It is needless to observe that the English Law, which is essentiallyJudge-made law, has evolved* one test only, namely, the test whetherthe provocation was sufficient to deprive a reasonable man of his self-control—Leabini’s case l. It will be observed there is no question of asecond subjective test under the English Law. It is true that thisprinciple of the English Law has been adopted in the Calcutta case ofDina Bandhu Ooriya 3, but no attempt has been made in that case toanalyse the language of the section itself, but on an assumption that thedoctrine under the English Law was identical with that embodied inthe section the principle seems to have been applied. In Madras3 andin Upper Burma, the subjective test has been applied.

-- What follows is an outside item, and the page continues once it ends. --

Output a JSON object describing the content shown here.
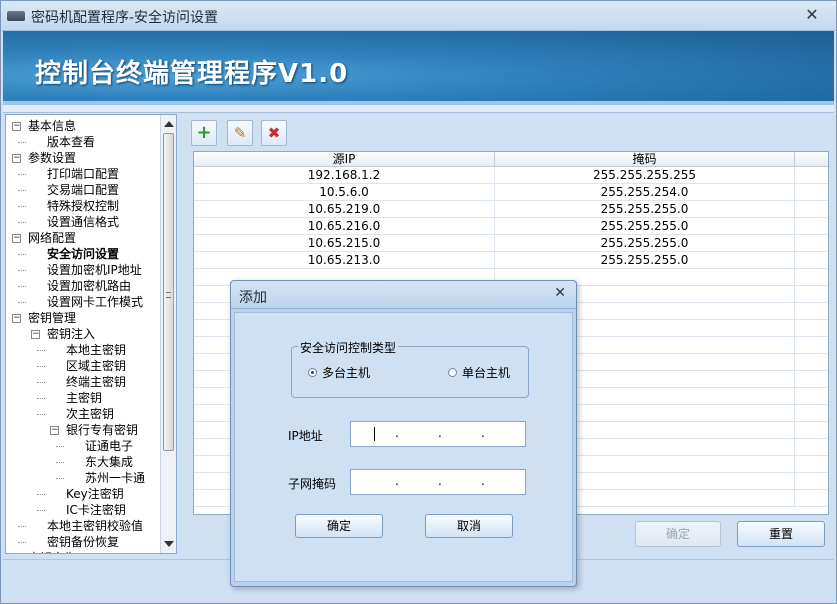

We have, however, fully adopted the principle that the peculiarsusceptibilities of an accused person to lose self-control must be takeninto account—King v. Punchirala *. This view, if we might respectfullysay so, is one which commends itself to us, and in fact it was havingregard to this principle that the Full Court in Perera’s case 5 lays down theproposition thus: —

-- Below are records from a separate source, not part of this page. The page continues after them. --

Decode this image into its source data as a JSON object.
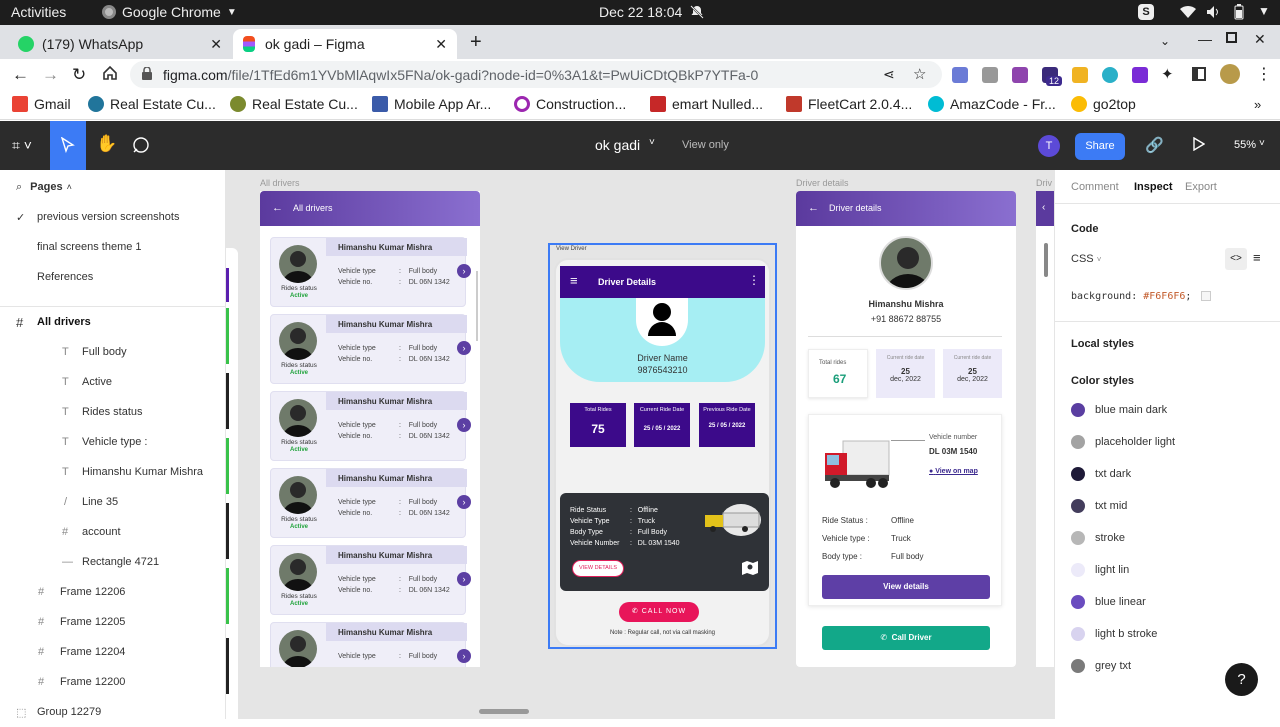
{
  "system": {
    "activities": "Activities",
    "app": "Google Chrome",
    "datetime": "Dec 22  18:04"
  },
  "tabs": [
    {
      "title": "(179) WhatsApp"
    },
    {
      "title": "ok gadi – Figma"
    }
  ],
  "address": {
    "host": "figma.com",
    "path": "/file/1TfEd6m1YVbMlAqwIx5FNa/ok-gadi?node-id=0%3A1&t=PwUiCDtQBkP7YTFa-0"
  },
  "extensions": {
    "badge": "12"
  },
  "bookmarks": [
    {
      "label": "Gmail",
      "color": "#ea4335"
    },
    {
      "label": "Real Estate Cu...",
      "color": "#21759b"
    },
    {
      "label": "Real Estate Cu...",
      "color": "#7b8a2e"
    },
    {
      "label": "Mobile App Ar...",
      "color": "#3b5ba9"
    },
    {
      "label": "Construction...",
      "color": "#9c27b0"
    },
    {
      "label": "emart Nulled...",
      "color": "#c62828"
    },
    {
      "label": "FleetCart 2.0.4...",
      "color": "#c0392b"
    },
    {
      "label": "AmazCode - Fr...",
      "color": "#00bcd4"
    },
    {
      "label": "go2top",
      "color": "#fbbc05"
    }
  ],
  "figma": {
    "file_name": "ok gadi",
    "view_only": "View only",
    "avatar_letter": "T",
    "share": "Share",
    "zoom": "55%"
  },
  "left_panel": {
    "pages_label": "Pages",
    "pages": [
      "previous version screenshots",
      "final screens theme 1",
      "References"
    ],
    "layers": [
      {
        "name": "All drivers",
        "type": "frame"
      },
      {
        "name": "Full body",
        "type": "text"
      },
      {
        "name": "Active",
        "type": "text"
      },
      {
        "name": "Rides status",
        "type": "text"
      },
      {
        "name": "Vehicle type :",
        "type": "text"
      },
      {
        "name": "Himanshu Kumar Mishra",
        "type": "text"
      },
      {
        "name": "Line 35",
        "type": "line"
      },
      {
        "name": "account",
        "type": "frame"
      },
      {
        "name": "Rectangle 4721",
        "type": "rect"
      },
      {
        "name": "Frame 12206",
        "type": "frame"
      },
      {
        "name": "Frame 12205",
        "type": "frame"
      },
      {
        "name": "Frame 12204",
        "type": "frame"
      },
      {
        "name": "Frame 12200",
        "type": "frame"
      },
      {
        "name": "Group 12279",
        "type": "group"
      }
    ]
  },
  "canvas": {
    "frame_labels": {
      "all_drivers": "All drivers",
      "driver_details": "Driver details",
      "view_driver": "View Driver",
      "partial": "Driv"
    },
    "all_drivers": {
      "header": "All drivers",
      "cards": [
        {
          "name": "Himanshu Kumar Mishra",
          "rides_status": "Rides status",
          "status": "Active",
          "vehicle_type_label": "Vehicle type",
          "vehicle_type": "Full body",
          "vehicle_no_label": "Vehicle no.",
          "vehicle_no": "DL 06N 1342"
        },
        {
          "name": "Himanshu Kumar Mishra",
          "rides_status": "Rides status",
          "status": "Active",
          "vehicle_type_label": "Vehicle type",
          "vehicle_type": "Full body",
          "vehicle_no_label": "Vehicle no.",
          "vehicle_no": "DL 06N 1342"
        },
        {
          "name": "Himanshu Kumar Mishra",
          "rides_status": "Rides status",
          "status": "Active",
          "vehicle_type_label": "Vehicle type",
          "vehicle_type": "Full body",
          "vehicle_no_label": "Vehicle no.",
          "vehicle_no": "DL 06N 1342"
        },
        {
          "name": "Himanshu Kumar Mishra",
          "rides_status": "Rides status",
          "status": "Active",
          "vehicle_type_label": "Vehicle type",
          "vehicle_type": "Full body",
          "vehicle_no_label": "Vehicle no.",
          "vehicle_no": "DL 06N 1342"
        },
        {
          "name": "Himanshu Kumar Mishra",
          "rides_status": "Rides status",
          "status": "Active",
          "vehicle_type_label": "Vehicle type",
          "vehicle_type": "Full body",
          "vehicle_no_label": "Vehicle no.",
          "vehicle_no": "DL 06N 1342"
        },
        {
          "name": "Himanshu Kumar Mishra",
          "rides_status": "",
          "status": "",
          "vehicle_type_label": "Vehicle type",
          "vehicle_type": "Full body",
          "vehicle_no_label": "Vehicle no.",
          "vehicle_no": ""
        }
      ]
    },
    "view_driver": {
      "header": "Driver Details",
      "driver_name": "Driver Name",
      "phone": "9876543210",
      "stats": [
        {
          "label": "Total Rides",
          "value": "75"
        },
        {
          "label": "Current Ride Date",
          "value": "25 / 05 / 2022"
        },
        {
          "label": "Previous Ride Date",
          "value": "25 / 05 / 2022"
        }
      ],
      "ride_rows": [
        {
          "label": "Ride Status",
          "value": "Offline"
        },
        {
          "label": "Vehicle Type",
          "value": "Truck"
        },
        {
          "label": "Body Type",
          "value": "Full Body"
        },
        {
          "label": "Vehicle Number",
          "value": "DL 03M 1540"
        }
      ],
      "view_details": "VIEW DETAILS",
      "call_now": "CALL NOW",
      "note": "Note : Regular call, not via call masking"
    },
    "driver_details": {
      "header": "Driver details",
      "name": "Himanshu Mishra",
      "phone": "+91 88672 88755",
      "stats": [
        {
          "label": "Total rides",
          "value": "67",
          "sub": ""
        },
        {
          "label": "Current ride date",
          "value": "25",
          "sub": "dec, 2022"
        },
        {
          "label": "Current ride date",
          "value": "25",
          "sub": "dec, 2022"
        }
      ],
      "vehicle_number_label": "Vehicle number",
      "vehicle_number": "DL 03M 1540",
      "view_on_map": "View on map",
      "rows": [
        {
          "label": "Ride Status :",
          "value": "Offline"
        },
        {
          "label": "Vehicle type :",
          "value": "Truck"
        },
        {
          "label": "Body type :",
          "value": "Full body"
        }
      ],
      "view_details": "View details",
      "call_driver": "Call Driver"
    }
  },
  "right_panel": {
    "tabs": [
      "Comment",
      "Inspect",
      "Export"
    ],
    "code_label": "Code",
    "lang": "CSS",
    "code_prop": "background: ",
    "code_value": "#F6F6F6",
    "code_end": ";",
    "local_styles": "Local styles",
    "color_styles_label": "Color styles",
    "color_styles": [
      {
        "name": "blue main dark",
        "color": "#5a3ea1"
      },
      {
        "name": "placeholder light",
        "color": "#a3a3a3"
      },
      {
        "name": "txt dark",
        "color": "#1e1a38"
      },
      {
        "name": "txt mid",
        "color": "#433d5c"
      },
      {
        "name": "stroke",
        "color": "#b7b7b7"
      },
      {
        "name": "light lin",
        "color": "#eceaf9"
      },
      {
        "name": "blue linear",
        "color": "#6a4cbf"
      },
      {
        "name": "light b stroke",
        "color": "#d8d3ef"
      },
      {
        "name": "grey txt",
        "color": "#7a7a7a"
      }
    ],
    "help": "?"
  }
}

“ It has to be stressed that the exception itself expressly refers tothe offender being deprived of his power of self-control, and in view ofthis express reference to the offender, it would be altogether unwar-rantable to hold, as contended for by' the learned Solicitor-General,that one must first determine in this instance too whether' the averageman under contemplation would himself have been deprived of hispower of self-control as a result of the provocation given beforedetermining whether the offender himself did in fact lose his power ofself-control. We are of opinion that once the conclusion is reachedthat the provocation, taking the case of the given average man, wasgrave and sudden, the next question that need receive the attentionof the Jury is whether the prisoner himself, as a result of the provocationreceived did lose his power of self-control, it being immaterialwhether the average man would or would not have lost his power ofself-control. ”

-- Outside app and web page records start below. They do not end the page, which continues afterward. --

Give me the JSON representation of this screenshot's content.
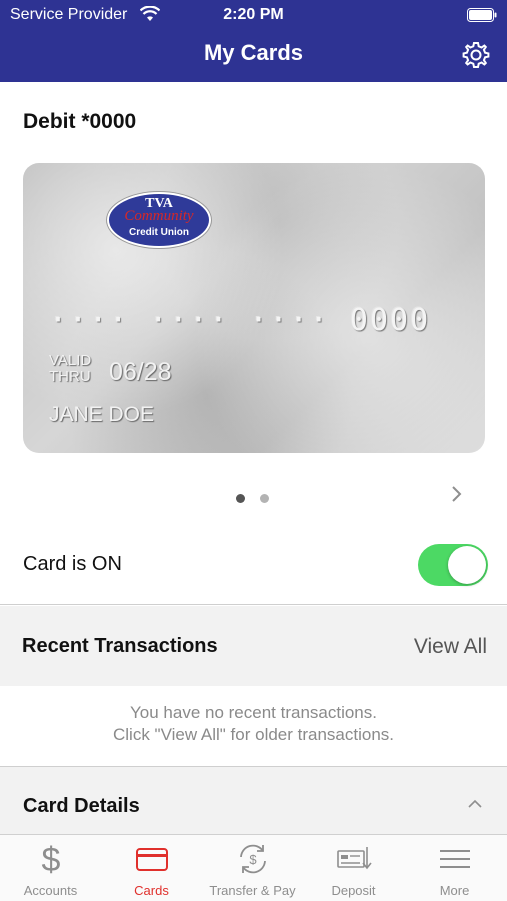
{
  "status_bar": {
    "provider": "Service Provider",
    "time": "2:20 PM"
  },
  "header": {
    "title": "My Cards",
    "settings_icon": "gear-icon"
  },
  "card": {
    "name": "Debit *0000",
    "logo": {
      "line1": "TVA",
      "line2": "Community",
      "line3": "Credit Union"
    },
    "number": "···· ···· ···· 0000",
    "valid_label_1": "VALID",
    "valid_label_2": "THRU",
    "expiry": "06/28",
    "holder": "JANE DOE"
  },
  "pager": {
    "count": 2,
    "active": 0
  },
  "toggle": {
    "label": "Card is ON",
    "on": true,
    "color": "#4cd964"
  },
  "recent": {
    "title": "Recent Transactions",
    "view_all": "View All",
    "empty_line1": "You have no recent transactions.",
    "empty_line2": "Click \"View All\" for older transactions."
  },
  "details": {
    "title": "Card Details"
  },
  "tabs": [
    {
      "label": "Accounts",
      "icon": "dollar-icon",
      "active": false
    },
    {
      "label": "Cards",
      "icon": "card-icon",
      "active": true
    },
    {
      "label": "Transfer & Pay",
      "icon": "transfer-icon",
      "active": false
    },
    {
      "label": "Deposit",
      "icon": "check-deposit-icon",
      "active": false
    },
    {
      "label": "More",
      "icon": "menu-icon",
      "active": false
    }
  ],
  "colors": {
    "header": "#2e3393",
    "accent": "#e0302c"
  }
}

There is evidence in this case that one of the accused in fact appearedto be tired at the time the provocation was given to him. There is alsoevidence which shows that the deceased person was a nephew of the
1 (1914) 3 K. B. 1166.» I. L. R. 2 Madras 122.
» 31 Or. L. J. 737.* (1924) 25 N. L.R. 468.
26 – N. L. R. Vol. – tiii
(1952) 53 N.L. B. 193.
320‘BOSE C.J.—The Solicitor-General v. Jayawickrcme
second accused, and there • is a suggestion that a nephew using thelanguage which he is shown to have done towards his uncle would havetended to make the uncle lose his self-control more readily. Thoughthese are small points, the Jury were nevertheless entitled to considerthese aspects as well, and were not entitled to exclude them from theirconsideration. Besides, the passages in the summing-up complainedof, taken by and large, show that the question' whether the prisonersthemselves lost their power of self-control was not left to the Jury butcompletely excluded from the scope of their consideration by their havingbeen called upon to give their attention to the question whether anordinary man would have lost his power of self-control. The exclusionfrom the Jury of this aspect of the question would have been to load thedice against the accused persons.9
We are therefore of the view that the verdict cannot be sustained,and we therefore set aside the convictions and substitute therefor con-victions under section 297 of the Penal Code, and sentence, each of theprisoners to a term of ten years' rigorous imprisonment.
DAVID APPUHAMY et al., Appellants, and THE KING, Respondent